Doef tackled it as a production opportunity rather than a people problem. He changed his business infrastructure to include high-tech lights so the greenhouse could create consistent, year-round production. Doef’s seasonal labour headaches disappeared.

“Now we can use the same crew all year,” he says. “It’s a huge advantage to us to be able to offer our employees year-round employment.”

Promote working in agriculture as a lifestyle

Portia MacDonald-Dewhirst, executive director of CAHRC, explains that although Canadian producers are feeling the labour pinch now, the growth of the agriculture industry has resulted in a wide range of opportunities for workers.

“The sky is the limit for this industry,” she says. “It all comes down to having enough workers to ensure businesses can meet their production targets or expand their operation to meet new business demands as the industry grows.”

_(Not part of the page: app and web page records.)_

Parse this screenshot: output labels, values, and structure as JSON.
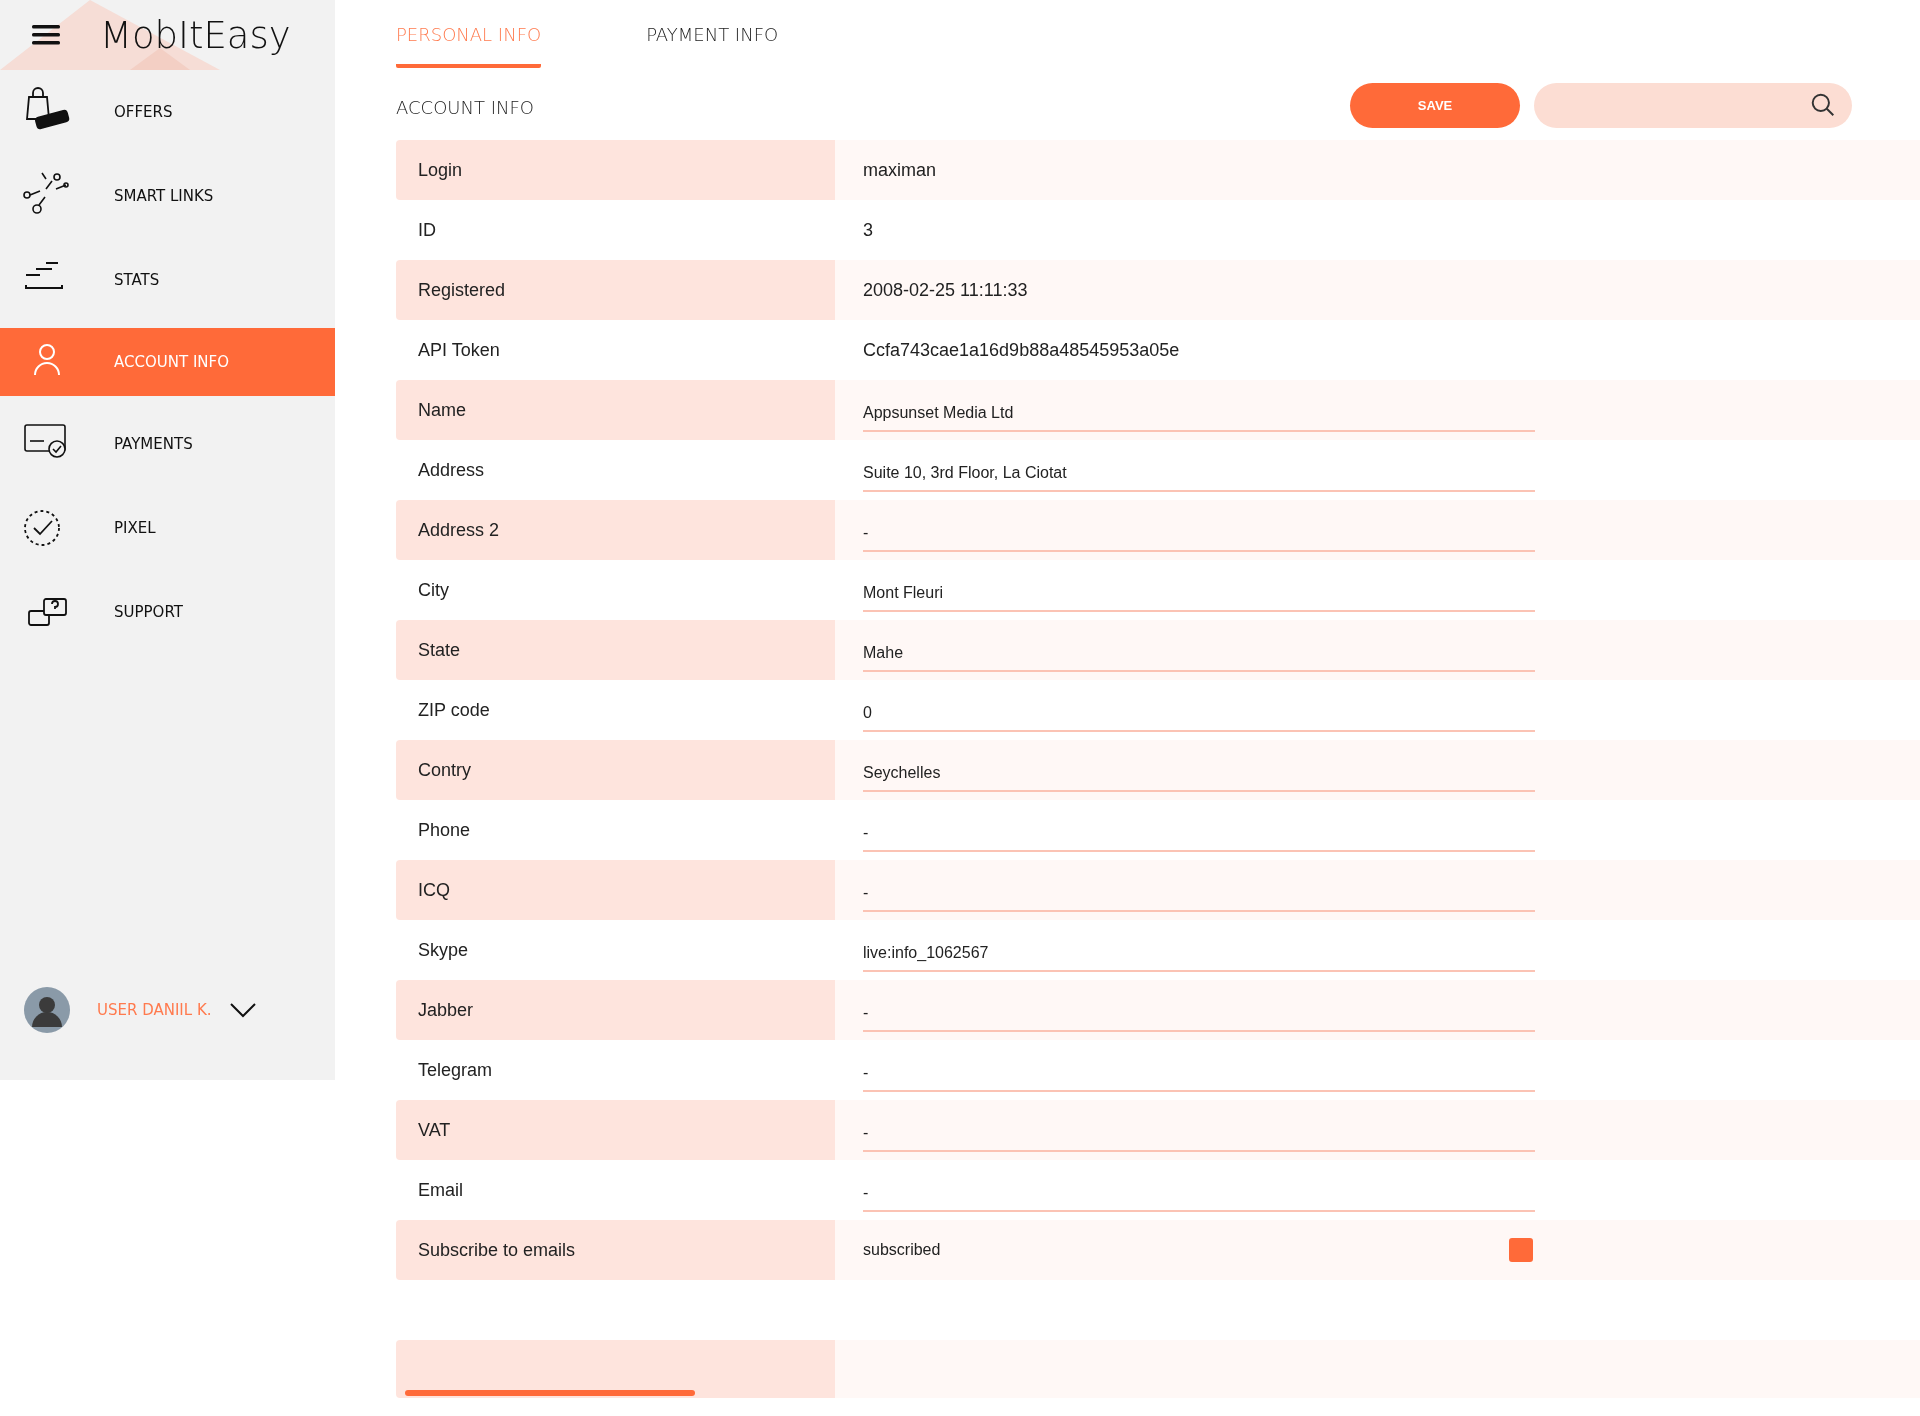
{
  "brand": "MobItEasy",
  "sidebar": {
    "items": [
      {
        "label": "OFFERS",
        "selected": false
      },
      {
        "label": "SMART LINKS",
        "selected": false
      },
      {
        "label": "STATS",
        "selected": false
      },
      {
        "label": "ACCOUNT INFO",
        "selected": true
      },
      {
        "label": "PAYMENTS",
        "selected": false
      },
      {
        "label": "PIXEL",
        "selected": false
      },
      {
        "label": "SUPPORT",
        "selected": false
      }
    ],
    "user": {
      "name": "USER DANIIL K."
    }
  },
  "tabs": [
    {
      "label": "PERSONAL INFO",
      "selected": true
    },
    {
      "label": "PAYMENT INFO",
      "selected": false
    }
  ],
  "section_title": "ACCOUNT INFO",
  "save_button": "SAVE",
  "rows": [
    {
      "kind": "text",
      "label": "Login",
      "value": "maximan"
    },
    {
      "kind": "text",
      "label": "ID",
      "value": "3"
    },
    {
      "kind": "text",
      "label": "Registered",
      "value": "2008-02-25 11:11:33"
    },
    {
      "kind": "text",
      "label": "API Token",
      "value": "Ccfa743cae1a16d9b88a48545953a05e"
    },
    {
      "kind": "field",
      "label": "Name",
      "value": "Appsunset Media Ltd"
    },
    {
      "kind": "field",
      "label": "Address",
      "value": "Suite 10, 3rd Floor, La Ciotat"
    },
    {
      "kind": "field",
      "label": "Address 2",
      "value": "-"
    },
    {
      "kind": "field",
      "label": "City",
      "value": "Mont Fleuri"
    },
    {
      "kind": "field",
      "label": "State",
      "value": "Mahe"
    },
    {
      "kind": "field",
      "label": "ZIP code",
      "value": "0"
    },
    {
      "kind": "field",
      "label": "Contry",
      "value": "Seychelles"
    },
    {
      "kind": "field",
      "label": "Phone",
      "value": "-"
    },
    {
      "kind": "field",
      "label": "ICQ",
      "value": "-"
    },
    {
      "kind": "field",
      "label": "Skype",
      "value": "live:info_1062567"
    },
    {
      "kind": "field",
      "label": "Jabber",
      "value": "-"
    },
    {
      "kind": "field",
      "label": "Telegram",
      "value": "-"
    },
    {
      "kind": "field",
      "label": "VAT",
      "value": "-"
    },
    {
      "kind": "field",
      "label": "Email",
      "value": "-"
    },
    {
      "kind": "checkbox",
      "label": "Subscribe to emails",
      "value": "subscribed",
      "checked": true
    }
  ]
}
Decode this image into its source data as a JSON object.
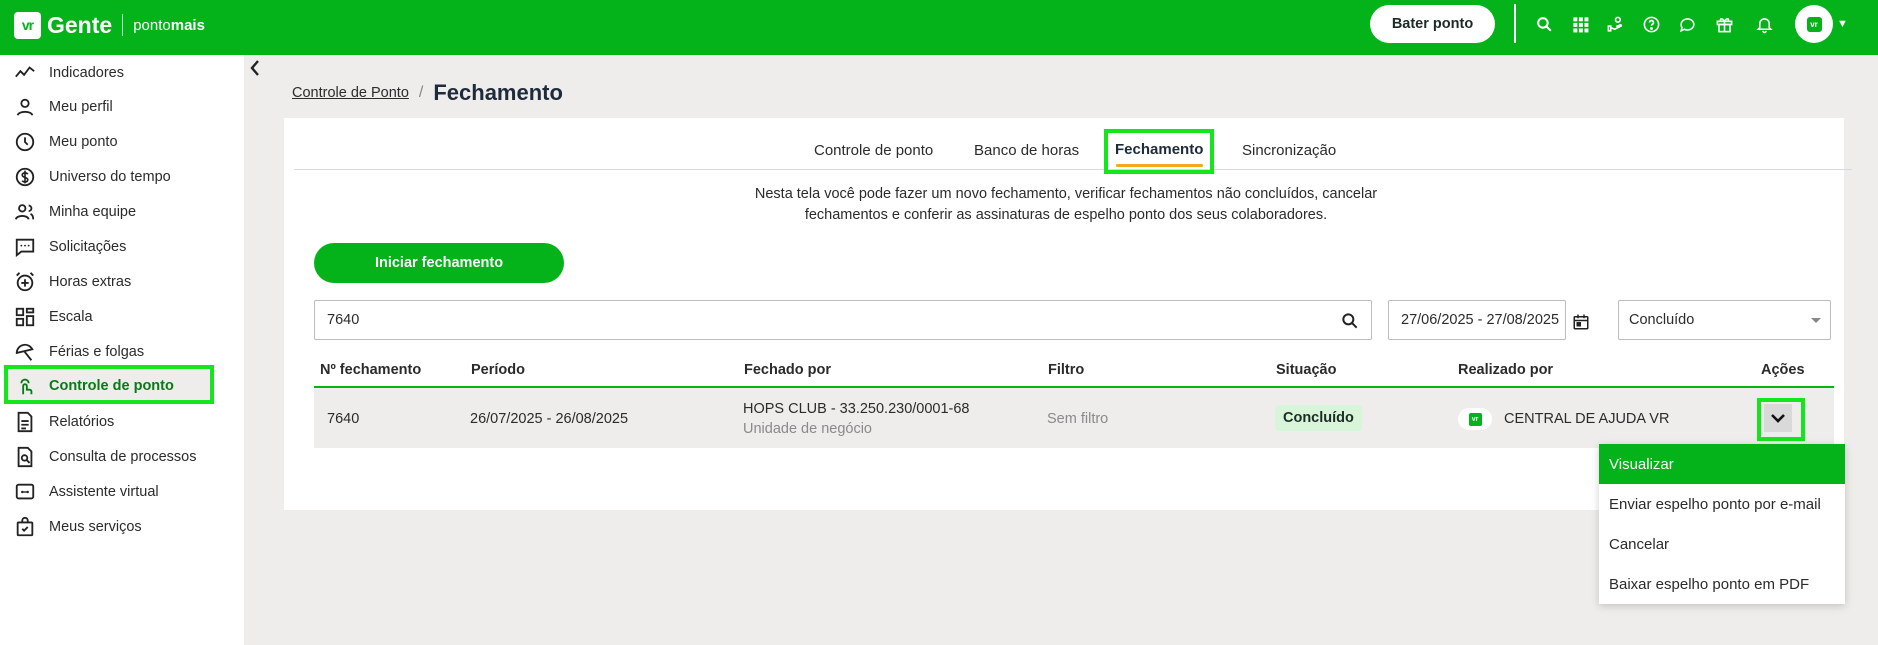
{
  "header": {
    "logo_mark": "vr",
    "logo_brand": "Gente",
    "logo_product_prefix": "ponto",
    "logo_product_suffix": "mais",
    "bater_ponto_label": "Bater ponto",
    "avatar_mark": "vr",
    "icons": [
      "search-icon",
      "apps-grid-icon",
      "benefits-icon",
      "help-icon",
      "chat-icon",
      "gift-icon",
      "bell-icon"
    ]
  },
  "sidebar": {
    "items": [
      {
        "label": "Indicadores",
        "icon": "trend-icon"
      },
      {
        "label": "Meu perfil",
        "icon": "person-icon"
      },
      {
        "label": "Meu ponto",
        "icon": "clock-icon"
      },
      {
        "label": "Universo do tempo",
        "icon": "dollar-icon"
      },
      {
        "label": "Minha equipe",
        "icon": "team-icon"
      },
      {
        "label": "Solicitações",
        "icon": "message-icon"
      },
      {
        "label": "Horas extras",
        "icon": "alarm-plus-icon"
      },
      {
        "label": "Escala",
        "icon": "grid-icon"
      },
      {
        "label": "Férias e folgas",
        "icon": "umbrella-icon"
      },
      {
        "label": "Controle de ponto",
        "icon": "touch-icon"
      },
      {
        "label": "Relatórios",
        "icon": "document-icon"
      },
      {
        "label": "Consulta de processos",
        "icon": "file-search-icon"
      },
      {
        "label": "Assistente virtual",
        "icon": "assistant-icon"
      },
      {
        "label": "Meus serviços",
        "icon": "bag-icon"
      }
    ],
    "active_index": 9
  },
  "breadcrumb": {
    "link": "Controle de Ponto",
    "separator": "/",
    "current": "Fechamento"
  },
  "tabs": [
    {
      "label": "Controle de ponto"
    },
    {
      "label": "Banco de horas"
    },
    {
      "label": "Fechamento",
      "active": true
    },
    {
      "label": "Sincronização"
    }
  ],
  "description_line1": "Nesta tela você pode fazer um novo fechamento, verificar fechamentos não concluídos, cancelar",
  "description_line2": "fechamentos e conferir as assinaturas de espelho ponto dos seus colaboradores.",
  "iniciar_label": "Iniciar fechamento",
  "filters": {
    "search_value": "7640",
    "date_range": "27/06/2025 - 27/08/2025",
    "status_selected": "Concluído"
  },
  "table": {
    "headers": [
      "Nº fechamento",
      "Período",
      "Fechado por",
      "Filtro",
      "Situação",
      "Realizado por",
      "Ações"
    ],
    "rows": [
      {
        "numero": "7640",
        "periodo": "26/07/2025 - 26/08/2025",
        "fechado_por": "HOPS CLUB - 33.250.230/0001-68",
        "fechado_por_sub": "Unidade de negócio",
        "filtro": "Sem filtro",
        "situacao": "Concluído",
        "realizado_mark": "vr",
        "realizado_por": "CENTRAL DE AJUDA VR"
      }
    ]
  },
  "actions_menu": [
    {
      "label": "Visualizar",
      "selected": true
    },
    {
      "label": "Enviar espelho ponto por e-mail"
    },
    {
      "label": "Cancelar"
    },
    {
      "label": "Baixar espelho ponto em PDF"
    }
  ],
  "colors": {
    "brand_green": "#03b319",
    "highlight_green": "#14e51d",
    "tab_underline": "#f5a623",
    "badge_bg": "#d8f5d9"
  }
}
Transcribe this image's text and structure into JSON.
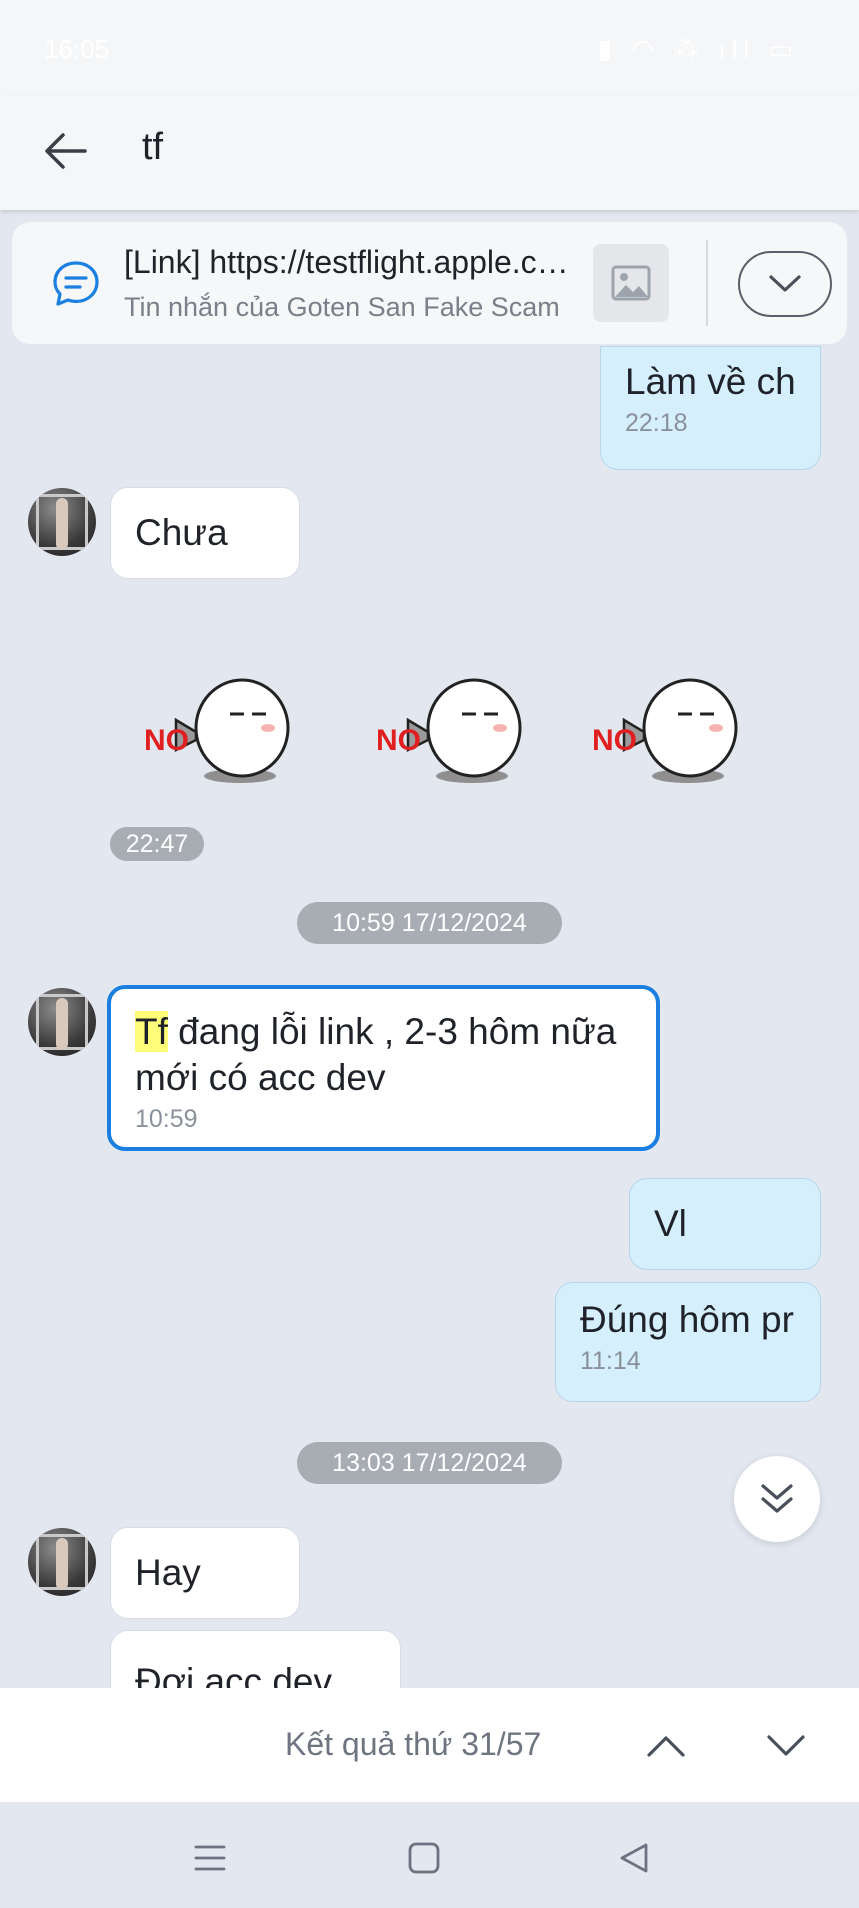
{
  "status_bar": {
    "time": "16:05",
    "icons": "▮ ◠ ⁂ ıll ▭"
  },
  "header": {
    "query": "tf"
  },
  "pinned": {
    "title": "[Link] https://testflight.apple.com/join/...",
    "subtitle": "Tin nhắn của Goten San Fake Scam"
  },
  "messages": {
    "m1": {
      "text": "Làm về ch",
      "time": "22:18"
    },
    "m2": {
      "text": "Chưa"
    },
    "sticker_label": "NO",
    "sticker_time": "22:47",
    "date1": "10:59 17/12/2024",
    "m3": {
      "highlight": "Tf",
      "text": " đang lỗi link , 2-3 hôm nữa mới có acc dev",
      "time": "10:59"
    },
    "m4": {
      "text": "Vl"
    },
    "m5": {
      "text": "Đúng hôm pr",
      "time": "11:14"
    },
    "date2": "13:03 17/12/2024",
    "m6": {
      "text": "Hay"
    },
    "m7": {
      "text": "Đợi acc dev về"
    }
  },
  "search_results": {
    "label": "Kết quả thứ 31/57"
  },
  "colors": {
    "accent": "#1a7fe0",
    "outgoing_bubble": "#d5effd",
    "highlight": "#fffc7a",
    "background": "#e2e7f0"
  }
}
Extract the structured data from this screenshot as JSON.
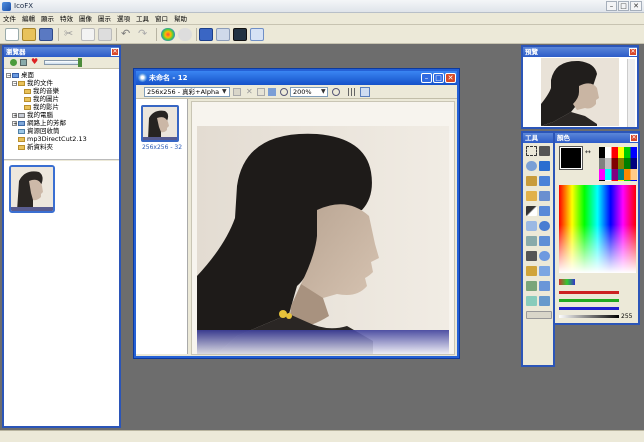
{
  "app": {
    "title": "IcoFX"
  },
  "menu": [
    "文件",
    "編輯",
    "顯示",
    "特效",
    "圖像",
    "圖示",
    "選項",
    "工具",
    "窗口",
    "幫助"
  ],
  "browser": {
    "title": "瀏覽器",
    "tree": [
      {
        "label": "桌面",
        "level": 0
      },
      {
        "label": "我的文件",
        "level": 1
      },
      {
        "label": "我的音樂",
        "level": 2
      },
      {
        "label": "我的圖片",
        "level": 2
      },
      {
        "label": "我的影片",
        "level": 2
      },
      {
        "label": "我的電腦",
        "level": 1
      },
      {
        "label": "網路上的芳鄰",
        "level": 1
      },
      {
        "label": "資源回收筒",
        "level": 1
      },
      {
        "label": "mp3DirectCut2.13",
        "level": 1
      },
      {
        "label": "新資料夾",
        "level": 1
      }
    ]
  },
  "document": {
    "title": "未命名 - 12",
    "format_select": "256x256 - 真彩+Alpha",
    "zoom": "200%",
    "thumb_caption": "256x256 - 32"
  },
  "preview": {
    "title": "預覽"
  },
  "tools": {
    "title": "工具"
  },
  "colors": {
    "title": "顏色",
    "alpha_value": "255"
  }
}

In MacDonald-Dewhirst’s view, the industry must focus on communicating why agriculture is such a great place to work. She points to trends that spell renewed interest in agriculture, such as the local food movement and the development of the “gig economy” in which workers cherish short-term work assignments.

While earlier generations tended to love permanent, full-time jobs with a singular career trajectory, more people today want something that’s flexible, seasonal and requires no long-term commitment.

“Research is clear that people are looking for something new and different,” MacDonald-Dewhirst notes. “That can work to our advantage in this industry. We need to ensure that people know the agriculture and food industry is open for business, is hiring and is a really interesting place to work.”

Quick tips that will make a difference

  • Be willing to hire someone who may not have agricultural experience but does have the right attitude
  • Seek to hire outside of traditional agricultural labour sources
  • Adjust production to offer year-round employment
  • Promote the advantages of working in agriculture and a career in ag as a lifestyle 

From an AgriSuccess article by Kieran Brett.